***** Records for the task

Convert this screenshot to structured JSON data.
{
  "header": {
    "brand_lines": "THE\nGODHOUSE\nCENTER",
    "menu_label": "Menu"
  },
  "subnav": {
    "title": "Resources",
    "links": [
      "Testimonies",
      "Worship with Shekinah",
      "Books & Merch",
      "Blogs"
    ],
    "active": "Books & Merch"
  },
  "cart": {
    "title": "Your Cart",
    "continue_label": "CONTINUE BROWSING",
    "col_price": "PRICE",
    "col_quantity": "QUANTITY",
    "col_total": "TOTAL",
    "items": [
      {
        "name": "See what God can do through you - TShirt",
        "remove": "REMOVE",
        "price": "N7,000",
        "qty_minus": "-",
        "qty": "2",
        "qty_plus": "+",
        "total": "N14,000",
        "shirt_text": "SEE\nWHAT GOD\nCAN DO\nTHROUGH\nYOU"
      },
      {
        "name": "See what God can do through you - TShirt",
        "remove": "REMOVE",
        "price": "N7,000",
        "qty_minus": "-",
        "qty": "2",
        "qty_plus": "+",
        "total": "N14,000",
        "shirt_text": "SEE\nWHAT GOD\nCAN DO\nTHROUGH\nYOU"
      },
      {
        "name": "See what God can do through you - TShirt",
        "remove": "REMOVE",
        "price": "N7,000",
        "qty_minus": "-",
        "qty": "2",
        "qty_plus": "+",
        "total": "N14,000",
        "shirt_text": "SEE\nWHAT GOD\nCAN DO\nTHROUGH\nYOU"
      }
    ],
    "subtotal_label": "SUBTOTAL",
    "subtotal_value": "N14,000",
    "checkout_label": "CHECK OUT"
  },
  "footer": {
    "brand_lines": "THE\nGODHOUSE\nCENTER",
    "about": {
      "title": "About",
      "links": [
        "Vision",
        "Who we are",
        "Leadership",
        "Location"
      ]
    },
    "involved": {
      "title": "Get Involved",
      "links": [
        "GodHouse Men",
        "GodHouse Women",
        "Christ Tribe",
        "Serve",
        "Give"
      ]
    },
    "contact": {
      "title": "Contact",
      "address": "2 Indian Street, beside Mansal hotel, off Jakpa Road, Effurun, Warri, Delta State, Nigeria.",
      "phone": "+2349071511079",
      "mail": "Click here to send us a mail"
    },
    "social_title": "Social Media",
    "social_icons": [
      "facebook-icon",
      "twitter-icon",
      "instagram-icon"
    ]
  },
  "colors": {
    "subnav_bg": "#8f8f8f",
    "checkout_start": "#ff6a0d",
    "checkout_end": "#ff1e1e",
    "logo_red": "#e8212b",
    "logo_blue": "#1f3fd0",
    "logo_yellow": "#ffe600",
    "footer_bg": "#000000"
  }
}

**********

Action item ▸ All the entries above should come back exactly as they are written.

Your response ▸
Convert this screenshot to structured JSON data.
{
  "header": {
    "brand_lines": "THE\nGODHOUSE\nCENTER",
    "menu_label": "Menu"
  },
  "subnav": {
    "title": "Resources",
    "links": [
      "Testimonies",
      "Worship with Shekinah",
      "Books & Merch",
      "Blogs"
    ],
    "active": "Books & Merch"
  },
  "cart": {
    "title": "Your Cart",
    "continue_label": "CONTINUE BROWSING",
    "col_price": "PRICE",
    "col_quantity": "QUANTITY",
    "col_total": "TOTAL",
    "items": [
      {
        "name": "See what God can do through you - TShirt",
        "remove": "REMOVE",
        "price": "N7,000",
        "qty_minus": "-",
        "qty": "2",
        "qty_plus": "+",
        "total": "N14,000",
        "shirt_text": "SEE\nWHAT GOD\nCAN DO\nTHROUGH\nYOU"
      },
      {
        "name": "See what God can do through you - TShirt",
        "remove": "REMOVE",
        "price": "N7,000",
        "qty_minus": "-",
        "qty": "2",
        "qty_plus": "+",
        "total": "N14,000",
        "shirt_text": "SEE\nWHAT GOD\nCAN DO\nTHROUGH\nYOU"
      },
      {
        "name": "See what God can do through you - TShirt",
        "remove": "REMOVE",
        "price": "N7,000",
        "qty_minus": "-",
        "qty": "2",
        "qty_plus": "+",
        "total": "N14,000",
        "shirt_text": "SEE\nWHAT GOD\nCAN DO\nTHROUGH\nYOU"
      }
    ],
    "subtotal_label": "SUBTOTAL",
    "subtotal_value": "N14,000",
    "checkout_label": "CHECK OUT"
  },
  "footer": {
    "brand_lines": "THE\nGODHOUSE\nCENTER",
    "about": {
      "title": "About",
      "links": [
        "Vision",
        "Who we are",
        "Leadership",
        "Location"
      ]
    },
    "involved": {
      "title": "Get Involved",
      "links": [
        "GodHouse Men",
        "GodHouse Women",
        "Christ Tribe",
        "Serve",
        "Give"
      ]
    },
    "contact": {
      "title": "Contact",
      "address": "2 Indian Street, beside Mansal hotel, off Jakpa Road, Effurun, Warri, Delta State, Nigeria.",
      "phone": "+2349071511079",
      "mail": "Click here to send us a mail"
    },
    "social_title": "Social Media",
    "social_icons": [
      "facebook-icon",
      "twitter-icon",
      "instagram-icon"
    ]
  },
  "colors": {
    "subnav_bg": "#8f8f8f",
    "checkout_start": "#ff6a0d",
    "checkout_end": "#ff1e1e",
    "logo_red": "#e8212b",
    "logo_blue": "#1f3fd0",
    "logo_yellow": "#ffe600",
    "footer_bg": "#000000"
  }
}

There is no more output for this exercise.